Entries from a dataset of interfaces:
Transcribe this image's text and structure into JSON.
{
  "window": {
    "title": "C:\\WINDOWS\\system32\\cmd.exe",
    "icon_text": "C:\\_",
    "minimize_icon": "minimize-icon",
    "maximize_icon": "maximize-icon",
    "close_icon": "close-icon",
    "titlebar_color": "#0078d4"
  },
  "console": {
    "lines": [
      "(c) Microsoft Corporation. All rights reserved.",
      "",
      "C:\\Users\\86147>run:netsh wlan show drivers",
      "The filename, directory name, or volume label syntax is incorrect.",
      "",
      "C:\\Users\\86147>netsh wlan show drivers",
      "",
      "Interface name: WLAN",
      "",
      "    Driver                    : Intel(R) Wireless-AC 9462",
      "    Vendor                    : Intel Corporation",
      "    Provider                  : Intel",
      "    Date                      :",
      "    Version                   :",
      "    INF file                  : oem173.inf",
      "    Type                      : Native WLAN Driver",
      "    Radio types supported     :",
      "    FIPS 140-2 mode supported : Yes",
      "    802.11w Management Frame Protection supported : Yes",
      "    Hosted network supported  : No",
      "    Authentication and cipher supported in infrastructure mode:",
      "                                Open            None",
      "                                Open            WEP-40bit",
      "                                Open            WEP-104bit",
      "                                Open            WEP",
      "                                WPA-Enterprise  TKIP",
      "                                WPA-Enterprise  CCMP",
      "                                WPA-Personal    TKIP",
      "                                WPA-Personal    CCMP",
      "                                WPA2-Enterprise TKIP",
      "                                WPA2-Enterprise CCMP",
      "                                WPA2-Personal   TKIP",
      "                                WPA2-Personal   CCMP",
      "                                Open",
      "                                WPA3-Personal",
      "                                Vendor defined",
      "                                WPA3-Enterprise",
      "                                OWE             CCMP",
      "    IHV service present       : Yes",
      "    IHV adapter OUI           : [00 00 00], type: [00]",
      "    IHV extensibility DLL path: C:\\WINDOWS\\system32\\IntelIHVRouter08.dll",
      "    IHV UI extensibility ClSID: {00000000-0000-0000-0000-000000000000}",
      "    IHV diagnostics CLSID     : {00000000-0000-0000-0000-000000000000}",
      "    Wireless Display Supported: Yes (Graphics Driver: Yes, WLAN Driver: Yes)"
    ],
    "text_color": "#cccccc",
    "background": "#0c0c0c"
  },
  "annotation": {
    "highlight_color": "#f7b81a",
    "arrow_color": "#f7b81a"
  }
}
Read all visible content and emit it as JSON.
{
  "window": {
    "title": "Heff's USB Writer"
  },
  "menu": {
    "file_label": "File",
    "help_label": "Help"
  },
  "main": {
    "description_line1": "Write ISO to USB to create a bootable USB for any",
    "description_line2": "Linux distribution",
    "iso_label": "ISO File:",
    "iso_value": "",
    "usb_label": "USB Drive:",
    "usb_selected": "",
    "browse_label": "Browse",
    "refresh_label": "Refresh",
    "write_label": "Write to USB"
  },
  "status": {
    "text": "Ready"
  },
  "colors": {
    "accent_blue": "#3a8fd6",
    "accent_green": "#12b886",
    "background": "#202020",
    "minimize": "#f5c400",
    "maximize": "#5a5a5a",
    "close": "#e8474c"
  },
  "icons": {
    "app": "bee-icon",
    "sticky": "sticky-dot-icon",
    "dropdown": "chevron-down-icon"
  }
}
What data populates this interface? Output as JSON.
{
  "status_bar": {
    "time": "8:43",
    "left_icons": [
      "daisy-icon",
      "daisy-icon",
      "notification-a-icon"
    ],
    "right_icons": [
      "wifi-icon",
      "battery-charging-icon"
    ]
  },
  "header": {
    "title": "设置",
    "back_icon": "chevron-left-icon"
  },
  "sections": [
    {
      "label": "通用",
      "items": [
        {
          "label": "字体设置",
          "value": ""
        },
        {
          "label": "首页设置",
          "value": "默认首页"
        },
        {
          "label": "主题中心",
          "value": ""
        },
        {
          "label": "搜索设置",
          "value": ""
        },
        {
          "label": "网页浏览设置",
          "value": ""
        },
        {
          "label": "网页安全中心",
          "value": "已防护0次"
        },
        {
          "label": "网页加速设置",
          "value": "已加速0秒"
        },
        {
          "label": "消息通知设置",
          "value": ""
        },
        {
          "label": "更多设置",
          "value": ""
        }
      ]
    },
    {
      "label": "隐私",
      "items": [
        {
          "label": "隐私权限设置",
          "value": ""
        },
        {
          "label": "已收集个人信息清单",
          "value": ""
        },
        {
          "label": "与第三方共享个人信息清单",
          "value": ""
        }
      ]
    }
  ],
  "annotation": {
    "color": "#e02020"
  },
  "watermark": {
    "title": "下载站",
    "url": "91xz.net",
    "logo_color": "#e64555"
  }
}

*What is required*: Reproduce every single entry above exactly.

*Answer to this task*:
Transcribe this image's text and structure into JSON.
{
  "window": {
    "title": "C:\\WINDOWS\\system32\\cmd.exe",
    "icon_text": "C:\\_",
    "minimize_icon": "minimize-icon",
    "maximize_icon": "maximize-icon",
    "close_icon": "close-icon",
    "titlebar_color": "#0078d4"
  },
  "console": {
    "lines": [
      "(c) Microsoft Corporation. All rights reserved.",
      "",
      "C:\\Users\\86147>run:netsh wlan show drivers",
      "The filename, directory name, or volume label syntax is incorrect.",
      "",
      "C:\\Users\\86147>netsh wlan show drivers",
      "",
      "Interface name: WLAN",
      "",
      "    Driver                    : Intel(R) Wireless-AC 9462",
      "    Vendor                    : Intel Corporation",
      "    Provider                  : Intel",
      "    Date                      :",
      "    Version                   :",
      "    INF file                  : oem173.inf",
      "    Type                      : Native WLAN Driver",
      "    Radio types supported     :",
      "    FIPS 140-2 mode supported : Yes",
      "    802.11w Management Frame Protection supported : Yes",
      "    Hosted network supported  : No",
      "    Authentication and cipher supported in infrastructure mode:",
      "                                Open            None",
      "                                Open            WEP-40bit",
      "                                Open            WEP-104bit",
      "                                Open            WEP",
      "                                WPA-Enterprise  TKIP",
      "                                WPA-Enterprise  CCMP",
      "                                WPA-Personal    TKIP",
      "                                WPA-Personal    CCMP",
      "                                WPA2-Enterprise TKIP",
      "                                WPA2-Enterprise CCMP",
      "                                WPA2-Personal   TKIP",
      "                                WPA2-Personal   CCMP",
      "                                Open",
      "                                WPA3-Personal",
      "                                Vendor defined",
      "                                WPA3-Enterprise",
      "                                OWE             CCMP",
      "    IHV service present       : Yes",
      "    IHV adapter OUI           : [00 00 00], type: [00]",
      "    IHV extensibility DLL path: C:\\WINDOWS\\system32\\IntelIHVRouter08.dll",
      "    IHV UI extensibility ClSID: {00000000-0000-0000-0000-000000000000}",
      "    IHV diagnostics CLSID     : {00000000-0000-0000-0000-000000000000}",
      "    Wireless Display Supported: Yes (Graphics Driver: Yes, WLAN Driver: Yes)"
    ],
    "text_color": "#cccccc",
    "background": "#0c0c0c"
  },
  "annotation": {
    "highlight_color": "#f7b81a",
    "arrow_color": "#f7b81a"
  }
}
Read all visible content and emit it as JSON.
{
  "window": {
    "title": "Heff's USB Writer"
  },
  "menu": {
    "file_label": "File",
    "help_label": "Help"
  },
  "main": {
    "description_line1": "Write ISO to USB to create a bootable USB for any",
    "description_line2": "Linux distribution",
    "iso_label": "ISO File:",
    "iso_value": "",
    "usb_label": "USB Drive:",
    "usb_selected": "",
    "browse_label": "Browse",
    "refresh_label": "Refresh",
    "write_label": "Write to USB"
  },
  "status": {
    "text": "Ready"
  },
  "colors": {
    "accent_blue": "#3a8fd6",
    "accent_green": "#12b886",
    "background": "#202020",
    "minimize": "#f5c400",
    "maximize": "#5a5a5a",
    "close": "#e8474c"
  },
  "icons": {
    "app": "bee-icon",
    "sticky": "sticky-dot-icon",
    "dropdown": "chevron-down-icon"
  }
}
What data populates this interface? Output as JSON.
{
  "status_bar": {
    "time": "8:43",
    "left_icons": [
      "daisy-icon",
      "daisy-icon",
      "notification-a-icon"
    ],
    "right_icons": [
      "wifi-icon",
      "battery-charging-icon"
    ]
  },
  "header": {
    "title": "设置",
    "back_icon": "chevron-left-icon"
  },
  "sections": [
    {
      "label": "通用",
      "items": [
        {
          "label": "字体设置",
          "value": ""
        },
        {
          "label": "首页设置",
          "value": "默认首页"
        },
        {
          "label": "主题中心",
          "value": ""
        },
        {
          "label": "搜索设置",
          "value": ""
        },
        {
          "label": "网页浏览设置",
          "value": ""
        },
        {
          "label": "网页安全中心",
          "value": "已防护0次"
        },
        {
          "label": "网页加速设置",
          "value": "已加速0秒"
        },
        {
          "label": "消息通知设置",
          "value": ""
        },
        {
          "label": "更多设置",
          "value": ""
        }
      ]
    },
    {
      "label": "隐私",
      "items": [
        {
          "label": "隐私权限设置",
          "value": ""
        },
        {
          "label": "已收集个人信息清单",
          "value": ""
        },
        {
          "label": "与第三方共享个人信息清单",
          "value": ""
        }
      ]
    }
  ],
  "annotation": {
    "color": "#e02020"
  },
  "watermark": {
    "title": "下载站",
    "url": "91xz.net",
    "logo_color": "#e64555"
  }
}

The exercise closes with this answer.